At Groningen Airport Eelde, a northern Dutch consortium is going to produce green hydrogen via its own electrolyzer to provide light aircraft, drones and ground equipment with sustainable energy. Within this project, called WAviatER, northern Dutch companies and knowledge institutes are teaming up to establish the industrial production of electrolyzers in the Netherlands. It was recently announced that the partnership will receive €3.5 million in funding from the European Regional Development Fund (ERDF).
The northern Netherlands is recognized by Europe as an important center for the development of hydrogen technology, which has declared the region a Hydrogen Valley. Groningen Airport Eelde is also taking several initiatives which revolve around making airports and aviation more sustainable. The airport is home to, among other things, a 22MW solar park, which the WAviatER project can now use to generate green hydrogen.
Urgency to go green

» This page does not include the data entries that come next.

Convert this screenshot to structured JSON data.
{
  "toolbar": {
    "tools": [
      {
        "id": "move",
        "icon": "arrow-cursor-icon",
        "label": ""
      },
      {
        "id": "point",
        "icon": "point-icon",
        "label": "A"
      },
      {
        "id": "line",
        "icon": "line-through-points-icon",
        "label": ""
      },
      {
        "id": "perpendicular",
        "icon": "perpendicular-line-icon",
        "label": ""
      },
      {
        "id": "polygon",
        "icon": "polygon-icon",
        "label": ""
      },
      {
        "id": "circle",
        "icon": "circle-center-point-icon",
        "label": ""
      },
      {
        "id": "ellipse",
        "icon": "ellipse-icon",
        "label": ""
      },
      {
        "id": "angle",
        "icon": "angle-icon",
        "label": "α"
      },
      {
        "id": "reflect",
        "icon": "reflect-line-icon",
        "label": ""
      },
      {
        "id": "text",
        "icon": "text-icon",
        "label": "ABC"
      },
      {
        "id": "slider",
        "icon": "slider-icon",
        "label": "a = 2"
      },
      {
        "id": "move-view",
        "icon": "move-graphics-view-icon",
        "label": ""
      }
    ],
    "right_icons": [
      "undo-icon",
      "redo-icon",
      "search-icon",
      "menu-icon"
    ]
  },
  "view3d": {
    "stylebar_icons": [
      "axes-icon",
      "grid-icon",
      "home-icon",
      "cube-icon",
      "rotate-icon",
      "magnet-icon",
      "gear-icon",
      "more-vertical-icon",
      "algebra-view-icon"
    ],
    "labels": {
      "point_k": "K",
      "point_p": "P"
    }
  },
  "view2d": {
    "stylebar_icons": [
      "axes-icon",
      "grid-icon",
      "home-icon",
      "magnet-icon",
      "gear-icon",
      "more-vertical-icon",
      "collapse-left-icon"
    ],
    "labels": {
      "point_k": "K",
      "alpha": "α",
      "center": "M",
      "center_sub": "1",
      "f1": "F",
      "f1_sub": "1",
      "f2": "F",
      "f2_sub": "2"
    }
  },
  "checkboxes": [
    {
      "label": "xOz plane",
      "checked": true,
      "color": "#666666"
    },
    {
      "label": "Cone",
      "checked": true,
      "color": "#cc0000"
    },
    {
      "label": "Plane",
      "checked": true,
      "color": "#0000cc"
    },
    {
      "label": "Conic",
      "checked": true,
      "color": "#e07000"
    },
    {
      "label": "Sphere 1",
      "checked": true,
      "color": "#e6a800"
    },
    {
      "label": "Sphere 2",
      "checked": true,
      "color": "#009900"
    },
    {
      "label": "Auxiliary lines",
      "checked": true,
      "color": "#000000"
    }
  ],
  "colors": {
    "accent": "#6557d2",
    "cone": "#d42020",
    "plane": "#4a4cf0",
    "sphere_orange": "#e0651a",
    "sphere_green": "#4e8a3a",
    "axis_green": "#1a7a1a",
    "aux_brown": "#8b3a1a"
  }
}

Toon Hermans, managing director of Demcon energy systems, also thinks Groningen Airport Eelde is the ideal location to make a start with the technology. “In the northern Netherlands, organizations and companies are feeling the urgency to go green. In a short time we’ve managed to get a lot of parties on board who can make a relevant contribution. We’ve landed at the right place at the right time with the right people.” Demcon leads the consortium, which also comprises Groningen Airport Eelde, Douna Machinery Leeuwarden, JB Besturingstechniek, REDStack, New Energy Coalition and the University of Groningen.

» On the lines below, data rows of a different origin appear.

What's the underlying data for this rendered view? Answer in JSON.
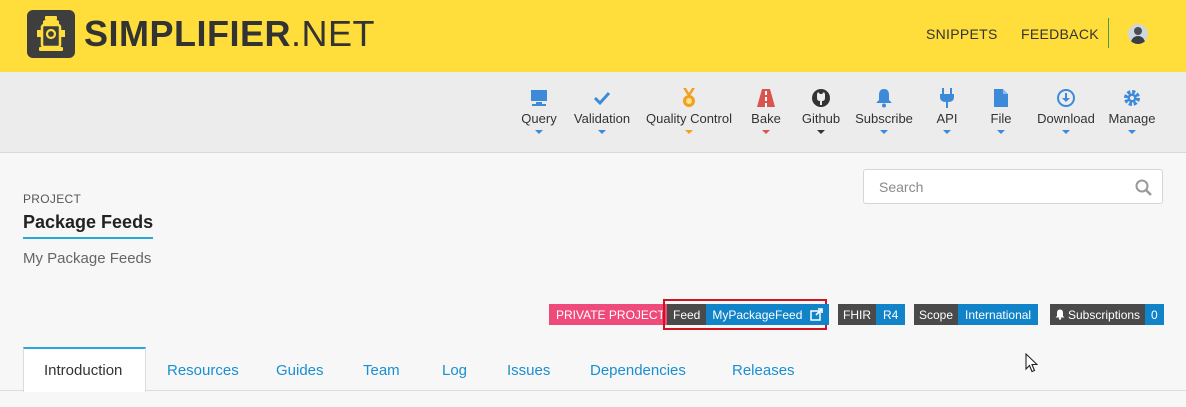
{
  "header": {
    "brand": "SIMPLIFIER",
    "brand_suffix": ".NET",
    "nav": [
      {
        "label": "SNIPPETS"
      },
      {
        "label": "FEEDBACK"
      }
    ]
  },
  "toolbar": {
    "items": [
      {
        "label": "Query",
        "icon": "monitor-icon",
        "color": "#3d8bd8"
      },
      {
        "label": "Validation",
        "icon": "check-icon",
        "color": "#3d8bd8"
      },
      {
        "label": "Quality Control",
        "icon": "medal-icon",
        "color": "#f1a11e"
      },
      {
        "label": "Bake",
        "icon": "road-icon",
        "color": "#d9534f"
      },
      {
        "label": "Github",
        "icon": "github-icon",
        "color": "#333333"
      },
      {
        "label": "Subscribe",
        "icon": "bell-icon",
        "color": "#3d8bd8"
      },
      {
        "label": "API",
        "icon": "plug-icon",
        "color": "#3d8bd8"
      },
      {
        "label": "File",
        "icon": "file-icon",
        "color": "#3d8bd8"
      },
      {
        "label": "Download",
        "icon": "download-icon",
        "color": "#3d8bd8"
      },
      {
        "label": "Manage",
        "icon": "gear-icon",
        "color": "#3d8bd8"
      }
    ]
  },
  "project": {
    "kicker": "PROJECT",
    "title": "Package Feeds",
    "subtitle": "My Package Feeds"
  },
  "search": {
    "placeholder": "Search"
  },
  "badges": {
    "private": "PRIVATE PROJECT",
    "feed_label": "Feed",
    "feed_value": "MyPackageFeed",
    "fhir_label": "FHIR",
    "fhir_value": "R4",
    "scope_label": "Scope",
    "scope_value": "International",
    "subs_label": "Subscriptions",
    "subs_value": "0"
  },
  "tabs": [
    {
      "label": "Introduction",
      "active": true
    },
    {
      "label": "Resources"
    },
    {
      "label": "Guides"
    },
    {
      "label": "Team"
    },
    {
      "label": "Log"
    },
    {
      "label": "Issues"
    },
    {
      "label": "Dependencies"
    },
    {
      "label": "Releases"
    }
  ],
  "colors": {
    "header_bg": "#ffdd3a",
    "accent_blue": "#1183c8",
    "private_pink": "#ee4a7a",
    "highlight_red": "#d0141f"
  }
}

The partnership centers on the actual development of concrete products. “Lots of subsidies are being given to stimulate good ideas surrounding sustainable energy. But if we really want to achieve something and accelerate the energy transition, factories have to be built. I’m really pleased that we’re going to work on the production of green hydrogen in this project,” Hermans says.

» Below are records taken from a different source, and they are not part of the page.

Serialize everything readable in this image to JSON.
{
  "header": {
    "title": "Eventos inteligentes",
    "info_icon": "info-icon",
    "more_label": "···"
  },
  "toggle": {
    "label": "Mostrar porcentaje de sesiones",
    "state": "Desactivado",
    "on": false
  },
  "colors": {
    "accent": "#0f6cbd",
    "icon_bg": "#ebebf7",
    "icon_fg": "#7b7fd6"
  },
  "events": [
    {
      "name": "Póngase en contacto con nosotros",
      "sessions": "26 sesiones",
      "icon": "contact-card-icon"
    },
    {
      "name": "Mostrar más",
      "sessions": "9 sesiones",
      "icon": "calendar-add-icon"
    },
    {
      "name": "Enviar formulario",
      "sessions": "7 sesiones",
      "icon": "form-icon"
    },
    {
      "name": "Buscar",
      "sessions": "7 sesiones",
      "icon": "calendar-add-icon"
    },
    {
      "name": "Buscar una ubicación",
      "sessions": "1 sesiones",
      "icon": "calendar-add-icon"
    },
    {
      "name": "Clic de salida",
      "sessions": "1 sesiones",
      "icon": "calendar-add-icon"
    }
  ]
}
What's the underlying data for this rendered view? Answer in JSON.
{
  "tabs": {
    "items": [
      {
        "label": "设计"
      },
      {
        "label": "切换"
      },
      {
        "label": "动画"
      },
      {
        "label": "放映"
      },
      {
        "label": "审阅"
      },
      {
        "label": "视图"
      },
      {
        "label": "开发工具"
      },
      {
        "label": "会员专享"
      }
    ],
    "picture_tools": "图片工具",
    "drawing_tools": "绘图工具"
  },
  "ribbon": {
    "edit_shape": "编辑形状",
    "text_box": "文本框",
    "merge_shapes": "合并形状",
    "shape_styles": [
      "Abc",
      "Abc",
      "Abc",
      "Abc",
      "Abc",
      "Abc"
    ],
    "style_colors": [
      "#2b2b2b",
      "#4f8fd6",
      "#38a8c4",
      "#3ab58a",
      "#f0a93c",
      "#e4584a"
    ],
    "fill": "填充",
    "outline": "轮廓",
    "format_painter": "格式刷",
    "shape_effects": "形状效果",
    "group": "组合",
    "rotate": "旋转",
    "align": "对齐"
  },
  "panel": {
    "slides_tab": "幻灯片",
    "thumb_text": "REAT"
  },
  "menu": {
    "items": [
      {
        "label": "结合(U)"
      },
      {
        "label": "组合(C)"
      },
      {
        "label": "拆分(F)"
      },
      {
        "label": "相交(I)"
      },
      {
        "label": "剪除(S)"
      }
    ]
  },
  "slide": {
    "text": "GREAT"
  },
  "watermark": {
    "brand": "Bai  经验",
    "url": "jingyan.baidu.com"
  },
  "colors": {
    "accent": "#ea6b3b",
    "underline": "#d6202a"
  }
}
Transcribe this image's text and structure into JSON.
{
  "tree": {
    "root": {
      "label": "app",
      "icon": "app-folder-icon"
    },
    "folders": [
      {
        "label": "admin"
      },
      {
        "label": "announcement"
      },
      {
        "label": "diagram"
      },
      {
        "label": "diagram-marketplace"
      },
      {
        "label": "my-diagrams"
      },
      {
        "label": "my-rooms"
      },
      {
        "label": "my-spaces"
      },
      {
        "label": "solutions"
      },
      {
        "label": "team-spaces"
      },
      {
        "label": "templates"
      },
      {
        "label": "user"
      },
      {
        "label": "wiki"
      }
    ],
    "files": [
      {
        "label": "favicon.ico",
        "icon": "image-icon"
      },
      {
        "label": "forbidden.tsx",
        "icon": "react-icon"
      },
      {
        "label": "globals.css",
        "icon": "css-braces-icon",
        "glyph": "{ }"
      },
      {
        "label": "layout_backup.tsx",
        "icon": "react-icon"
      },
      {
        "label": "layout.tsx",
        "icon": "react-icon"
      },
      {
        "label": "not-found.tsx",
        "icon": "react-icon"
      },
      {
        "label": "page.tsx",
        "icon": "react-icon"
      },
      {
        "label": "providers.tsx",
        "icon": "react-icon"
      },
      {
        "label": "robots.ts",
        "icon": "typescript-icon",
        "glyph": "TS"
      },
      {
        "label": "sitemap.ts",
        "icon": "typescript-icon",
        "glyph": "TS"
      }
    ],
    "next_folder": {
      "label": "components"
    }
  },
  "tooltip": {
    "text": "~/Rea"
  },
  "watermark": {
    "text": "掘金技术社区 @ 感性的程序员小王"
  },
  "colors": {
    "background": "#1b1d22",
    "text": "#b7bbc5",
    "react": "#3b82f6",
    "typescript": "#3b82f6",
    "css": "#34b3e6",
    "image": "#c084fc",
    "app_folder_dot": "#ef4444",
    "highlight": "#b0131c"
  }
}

Avoiding scarce metals
The electrolyzer at Groningen Airport Eelde uses green electricity to split water into hydrogen and oxygen. The project is avoiding the use of scarce metals, such as platinum, iridium and palladium. “Many of the scarce metals used for electrolyzers and batteries are becoming increasingly more expensive over the years. Therefore, we only use nickel for our electrodes.”
At present, green hydrogen is not yet competitive enough with natural gas-based production of ‘grey’ hydrogen. Consequently, an important goal of the project is to make the production of green hydrogen cheaper.
REDstack in Sneek, one of the companies that joined the consortium, is a specialist in sustainable energy production by means of a ‘membrane process’. This involves the controlled mixing of salt and fresh water in so-called stacks to generate electrical energy. The production technology that the company develops for its stacks is also suitable for the fabrication of stacks for electrolyzers. Hermans: “It has got to be efficient and very cheap. Solutions like this make the large-scale production of green hydrogen affordable. We are also looking very closely in this project at the composition of components and at assembly techniques in order to keep production costs as low as possible.”
Independence from foreign countries
Hermans is convinced that the Netherlands needs to invest in a national hydrogen ecosystem in order to keep up with the energy transition. “The transition is going so fast at the moment that electrolyzers will soon be in short supply. We rely too much on energy from other countries. But if we want to be assured of enough supplies, we must become independent. This consortium is a step in the right direction.”
The project will run until October 2023; by then there must be an operational plant at Groningen Airport Eelde. Initially, the green hydrogen produced in the project is intended for on-site use. “In follow-up projects, we can reprocess the hydrogen and make it suitable for use in transportation and elsewhere by means of high-pressure technology. From a broader perspective, this is just the first step in the northern Netherlands towards establishing an ecosystem of companies that will develop products for the hydrogen economy.”
Source: Innovation Origins